Anxiety and depression are widespread mental health issues in our society. They often occur together and can increase the risk of developing other mental and physical health problems.
Researchers are using neuroimaging studies to better understand the underlying causes of these disorders. However, most studies have not taken into account the presence of both anxiety and depressive symptoms in individuals.
A recent study published in the Journal of Psychiatric Research set out to identify common and specific neural patterns associated with depression and anxiety symptoms. The researchers utilized the UK Biobank, which is the largest repository of neuroimaging data.
The researchers, lead by Jiangyun Hou of the University of Amsterdam, examined data from more than 20,000 individuals. The participants were categorized into four distinct groups: individuals with current anxiety symptoms, current depressive symptoms, combined anxiety and depressive symptoms, and non-symptomatic controls.

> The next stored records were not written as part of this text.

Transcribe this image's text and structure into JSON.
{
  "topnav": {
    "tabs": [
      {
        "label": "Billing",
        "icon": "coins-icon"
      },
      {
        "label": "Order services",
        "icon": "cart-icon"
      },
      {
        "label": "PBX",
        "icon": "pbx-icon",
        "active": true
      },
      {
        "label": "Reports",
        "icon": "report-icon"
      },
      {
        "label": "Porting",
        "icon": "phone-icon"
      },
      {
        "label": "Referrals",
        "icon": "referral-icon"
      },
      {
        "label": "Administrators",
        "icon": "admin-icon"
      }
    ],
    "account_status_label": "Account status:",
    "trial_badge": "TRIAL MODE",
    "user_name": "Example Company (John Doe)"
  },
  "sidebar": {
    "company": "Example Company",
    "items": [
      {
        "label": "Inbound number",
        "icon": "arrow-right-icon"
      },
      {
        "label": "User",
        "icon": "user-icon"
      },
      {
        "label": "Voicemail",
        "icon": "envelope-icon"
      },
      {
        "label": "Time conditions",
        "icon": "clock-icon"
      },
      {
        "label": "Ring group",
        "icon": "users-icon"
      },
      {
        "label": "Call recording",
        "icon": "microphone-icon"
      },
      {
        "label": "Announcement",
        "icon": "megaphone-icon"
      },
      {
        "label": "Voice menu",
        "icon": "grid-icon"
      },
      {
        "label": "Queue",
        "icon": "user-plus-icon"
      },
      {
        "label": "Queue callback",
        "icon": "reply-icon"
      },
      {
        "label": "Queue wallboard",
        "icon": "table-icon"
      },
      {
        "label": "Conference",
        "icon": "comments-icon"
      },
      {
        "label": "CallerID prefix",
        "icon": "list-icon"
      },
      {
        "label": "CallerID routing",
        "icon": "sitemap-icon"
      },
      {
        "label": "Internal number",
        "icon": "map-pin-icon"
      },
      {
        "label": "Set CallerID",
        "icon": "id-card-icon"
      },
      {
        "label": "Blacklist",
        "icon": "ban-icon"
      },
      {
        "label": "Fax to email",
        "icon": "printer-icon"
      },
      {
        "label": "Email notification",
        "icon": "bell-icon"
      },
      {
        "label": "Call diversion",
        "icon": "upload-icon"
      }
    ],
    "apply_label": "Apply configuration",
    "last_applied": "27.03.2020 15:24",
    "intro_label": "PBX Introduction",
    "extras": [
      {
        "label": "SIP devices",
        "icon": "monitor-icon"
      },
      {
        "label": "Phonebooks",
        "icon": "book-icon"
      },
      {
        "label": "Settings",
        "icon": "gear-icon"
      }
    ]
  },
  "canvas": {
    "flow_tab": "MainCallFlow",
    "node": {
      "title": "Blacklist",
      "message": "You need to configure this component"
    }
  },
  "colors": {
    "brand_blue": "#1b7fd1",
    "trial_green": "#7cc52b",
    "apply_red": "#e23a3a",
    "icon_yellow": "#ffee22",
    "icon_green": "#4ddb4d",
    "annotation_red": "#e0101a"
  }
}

The researchers analyzed the data using a technique called amplitude of low-frequency fluctuations (ALFF), which measures neural activity in specific brain regions. It assesses the intensity or strength of spontaneous low-frequency fluctuations in the brain’s blood oxygen level-dependent (BOLD) signal.
ALFF analysis provides insights into the functional connectivity and organization of the brain, as well as potential alterations in neural activity related to various neurological and psychiatric conditions.

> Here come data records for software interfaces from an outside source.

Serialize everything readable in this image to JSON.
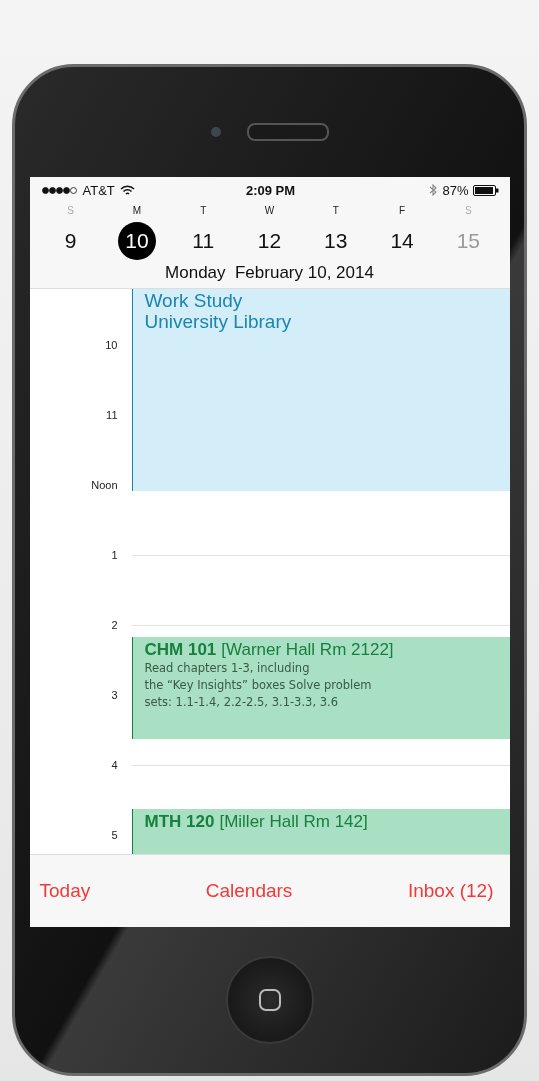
{
  "status_bar": {
    "carrier": "AT&T",
    "time": "2:09 PM",
    "battery": "87%"
  },
  "week": [
    {
      "letter": "S",
      "date": "9",
      "selected": false,
      "weekend": true,
      "dimmed": false
    },
    {
      "letter": "M",
      "date": "10",
      "selected": true,
      "weekend": false,
      "dimmed": false
    },
    {
      "letter": "T",
      "date": "11",
      "selected": false,
      "weekend": false,
      "dimmed": false
    },
    {
      "letter": "W",
      "date": "12",
      "selected": false,
      "weekend": false,
      "dimmed": false
    },
    {
      "letter": "T",
      "date": "13",
      "selected": false,
      "weekend": false,
      "dimmed": false
    },
    {
      "letter": "F",
      "date": "14",
      "selected": false,
      "weekend": false,
      "dimmed": false
    },
    {
      "letter": "S",
      "date": "15",
      "selected": false,
      "weekend": true,
      "dimmed": true
    }
  ],
  "date_title": "Monday  February 10, 2014",
  "hours": [
    "10",
    "11",
    "Noon",
    "1",
    "2",
    "3",
    "4",
    "5"
  ],
  "events": [
    {
      "kind": "work",
      "color": "#1d84ad",
      "title": "Work Study",
      "location": "University Library"
    },
    {
      "kind": "class",
      "color": "#17803f",
      "title": "CHM 101",
      "location": "[Warner Hall Rm 2122]",
      "notes": "Read chapters 1-3, including\nthe “Key Insights” boxes Solve problem\nsets: 1.1-1.4, 2.2-2.5, 3.1-3.3, 3.6"
    },
    {
      "kind": "class",
      "color": "#17803f",
      "title": "MTH 120",
      "location": "[Miller Hall Rm 142]"
    }
  ],
  "tab_bar": [
    "Today",
    "Calendars",
    "Inbox (12)"
  ]
}
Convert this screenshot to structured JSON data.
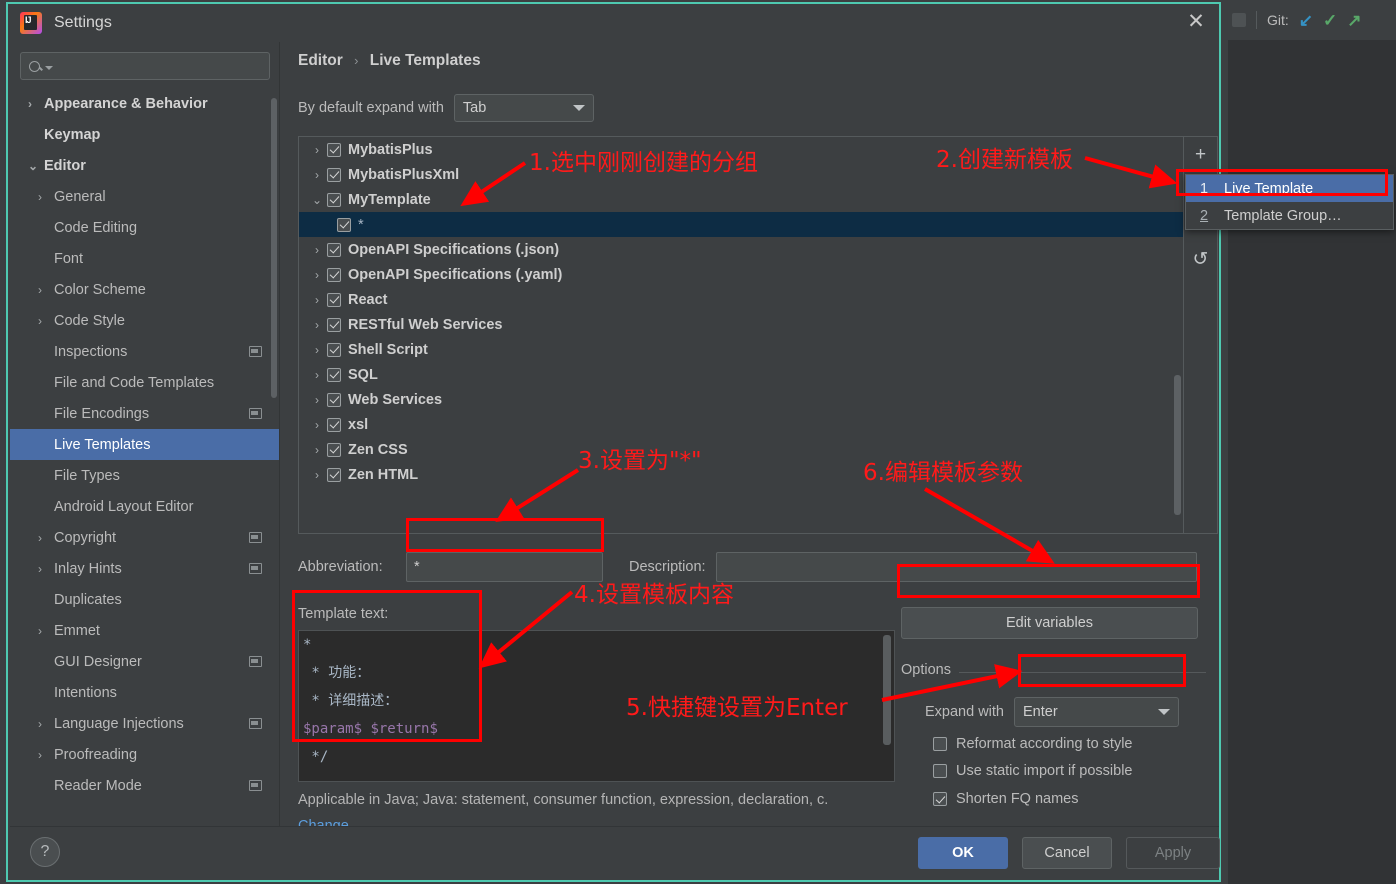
{
  "ide": {
    "git_label": "Git:",
    "git_icons": [
      "update-project-icon",
      "commit-icon",
      "push-icon"
    ]
  },
  "dialog": {
    "title": "Settings",
    "close_label": "✕",
    "app_icon": "intellij-idea-icon"
  },
  "search": {
    "placeholder": "",
    "value": "",
    "icon": "search-icon"
  },
  "sidebar": {
    "items": [
      {
        "label": "Appearance & Behavior",
        "arrow": "›",
        "bold": true,
        "badge": false,
        "selected": false
      },
      {
        "label": "Keymap",
        "arrow": "",
        "bold": true,
        "badge": false,
        "selected": false
      },
      {
        "label": "Editor",
        "arrow": "⌄",
        "bold": true,
        "badge": false,
        "selected": false
      },
      {
        "label": "General",
        "arrow": "›",
        "bold": false,
        "badge": false,
        "selected": false,
        "indent": 1
      },
      {
        "label": "Code Editing",
        "arrow": "",
        "bold": false,
        "badge": false,
        "selected": false,
        "indent": 1
      },
      {
        "label": "Font",
        "arrow": "",
        "bold": false,
        "badge": false,
        "selected": false,
        "indent": 1
      },
      {
        "label": "Color Scheme",
        "arrow": "›",
        "bold": false,
        "badge": false,
        "selected": false,
        "indent": 1
      },
      {
        "label": "Code Style",
        "arrow": "›",
        "bold": false,
        "badge": false,
        "selected": false,
        "indent": 1
      },
      {
        "label": "Inspections",
        "arrow": "",
        "bold": false,
        "badge": true,
        "selected": false,
        "indent": 1
      },
      {
        "label": "File and Code Templates",
        "arrow": "",
        "bold": false,
        "badge": false,
        "selected": false,
        "indent": 1
      },
      {
        "label": "File Encodings",
        "arrow": "",
        "bold": false,
        "badge": true,
        "selected": false,
        "indent": 1
      },
      {
        "label": "Live Templates",
        "arrow": "",
        "bold": false,
        "badge": false,
        "selected": true,
        "indent": 1
      },
      {
        "label": "File Types",
        "arrow": "",
        "bold": false,
        "badge": false,
        "selected": false,
        "indent": 1
      },
      {
        "label": "Android Layout Editor",
        "arrow": "",
        "bold": false,
        "badge": false,
        "selected": false,
        "indent": 1
      },
      {
        "label": "Copyright",
        "arrow": "›",
        "bold": false,
        "badge": true,
        "selected": false,
        "indent": 1
      },
      {
        "label": "Inlay Hints",
        "arrow": "›",
        "bold": false,
        "badge": true,
        "selected": false,
        "indent": 1
      },
      {
        "label": "Duplicates",
        "arrow": "",
        "bold": false,
        "badge": false,
        "selected": false,
        "indent": 1
      },
      {
        "label": "Emmet",
        "arrow": "›",
        "bold": false,
        "badge": false,
        "selected": false,
        "indent": 1
      },
      {
        "label": "GUI Designer",
        "arrow": "",
        "bold": false,
        "badge": true,
        "selected": false,
        "indent": 1
      },
      {
        "label": "Intentions",
        "arrow": "",
        "bold": false,
        "badge": false,
        "selected": false,
        "indent": 1
      },
      {
        "label": "Language Injections",
        "arrow": "›",
        "bold": false,
        "badge": true,
        "selected": false,
        "indent": 1
      },
      {
        "label": "Proofreading",
        "arrow": "›",
        "bold": false,
        "badge": false,
        "selected": false,
        "indent": 1
      },
      {
        "label": "Reader Mode",
        "arrow": "",
        "bold": false,
        "badge": true,
        "selected": false,
        "indent": 1
      }
    ]
  },
  "breadcrumb": {
    "parent": "Editor",
    "separator": "›",
    "current": "Live Templates"
  },
  "expand_default": {
    "label": "By default expand with",
    "value": "Tab"
  },
  "template_tree": {
    "rows": [
      {
        "label": "MybatisPlus",
        "arrow": "›",
        "checked": true,
        "child": false,
        "selected": false
      },
      {
        "label": "MybatisPlusXml",
        "arrow": "›",
        "checked": true,
        "child": false,
        "selected": false
      },
      {
        "label": "MyTemplate",
        "arrow": "⌄",
        "checked": true,
        "child": false,
        "selected": false
      },
      {
        "label": "*",
        "arrow": "",
        "checked": true,
        "child": true,
        "selected": true
      },
      {
        "label": "OpenAPI Specifications (.json)",
        "arrow": "›",
        "checked": true,
        "child": false,
        "selected": false
      },
      {
        "label": "OpenAPI Specifications (.yaml)",
        "arrow": "›",
        "checked": true,
        "child": false,
        "selected": false
      },
      {
        "label": "React",
        "arrow": "›",
        "checked": true,
        "child": false,
        "selected": false
      },
      {
        "label": "RESTful Web Services",
        "arrow": "›",
        "checked": true,
        "child": false,
        "selected": false
      },
      {
        "label": "Shell Script",
        "arrow": "›",
        "checked": true,
        "child": false,
        "selected": false
      },
      {
        "label": "SQL",
        "arrow": "›",
        "checked": true,
        "child": false,
        "selected": false
      },
      {
        "label": "Web Services",
        "arrow": "›",
        "checked": true,
        "child": false,
        "selected": false
      },
      {
        "label": "xsl",
        "arrow": "›",
        "checked": true,
        "child": false,
        "selected": false
      },
      {
        "label": "Zen CSS",
        "arrow": "›",
        "checked": true,
        "child": false,
        "selected": false
      },
      {
        "label": "Zen HTML",
        "arrow": "›",
        "checked": true,
        "child": false,
        "selected": false
      }
    ],
    "toolbar": {
      "add": "+",
      "remove": "–",
      "revert": "↺"
    }
  },
  "add_menu": {
    "items": [
      {
        "num": "1",
        "label": "Live Template",
        "selected": true
      },
      {
        "num": "2",
        "label": "Template Group…",
        "selected": false
      }
    ]
  },
  "form": {
    "abbreviation_label": "Abbreviation:",
    "abbreviation_value": "*",
    "description_label": "Description:",
    "description_value": "",
    "template_text_label": "Template text:",
    "template_lines": [
      "*",
      " * 功能：",
      " * 详细描述：",
      "$param$ $return$",
      " */"
    ],
    "applicable_text": "Applicable in Java; Java: statement, consumer function, expression, declaration, c.",
    "change_link": "Change",
    "change_caret": "⌄"
  },
  "options": {
    "edit_variables_label": "Edit variables",
    "title": "Options",
    "expand_with_label": "Expand with",
    "expand_with_value": "Enter",
    "checkboxes": [
      {
        "label": "Reformat according to style",
        "checked": false
      },
      {
        "label": "Use static import if possible",
        "checked": false
      },
      {
        "label": "Shorten FQ names",
        "checked": true
      }
    ]
  },
  "footer": {
    "help": "?",
    "ok": "OK",
    "cancel": "Cancel",
    "apply": "Apply"
  },
  "annotations": [
    {
      "id": "a1",
      "text": "1.选中刚刚创建的分组"
    },
    {
      "id": "a2",
      "text": "2.创建新模板"
    },
    {
      "id": "a3",
      "text": "3.设置为\"*\""
    },
    {
      "id": "a4",
      "text": "4.设置模板内容"
    },
    {
      "id": "a5",
      "text": "5.快捷键设置为Enter"
    },
    {
      "id": "a6",
      "text": "6.编辑模板参数"
    }
  ],
  "colors": {
    "accent_blue": "#4a6da7",
    "annotation_red": "#ff0000",
    "dialog_bg": "#3c3f41",
    "editor_bg": "#2b2b2b",
    "border_teal": "#4ec9b0",
    "link_blue": "#5c9ede"
  }
}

Hou and her colleagues found that the brain activity during rest was different in individuals with anxiety symptoms compared to those without any symptoms. Specifically, the individuals with anxiety symptoms showed increased ALFF in various regions of the brain, including the midbrain, pons, striatum, thalamus, and hippocampus. These regions are known to be involved in anxiety-related behaviors and the regulation of emotions.
On the other hand, the researchers did not find significant differences in ALFF in individuals with depressive symptoms compared to those without any symptoms. This suggests that the altered brain activity during rest is more closely associated with anxiety symptoms rather than depressive symptoms.
These findings provide valuable insights into the neural differences between anxiety and depressive symptoms. They suggest that there are distinct patterns of brain activity in individuals with anxiety symptoms, while no significant differences were found in individuals with depressive symptoms alone. However, more research is needed to fully understand the complex relationship between anxiety, depression, and brain function.
The study, “Increased subcortical brain activity in anxious but not depressed individuals“, was authored by Jiangyun Hou, Shu Liu, and Guido van Wingen.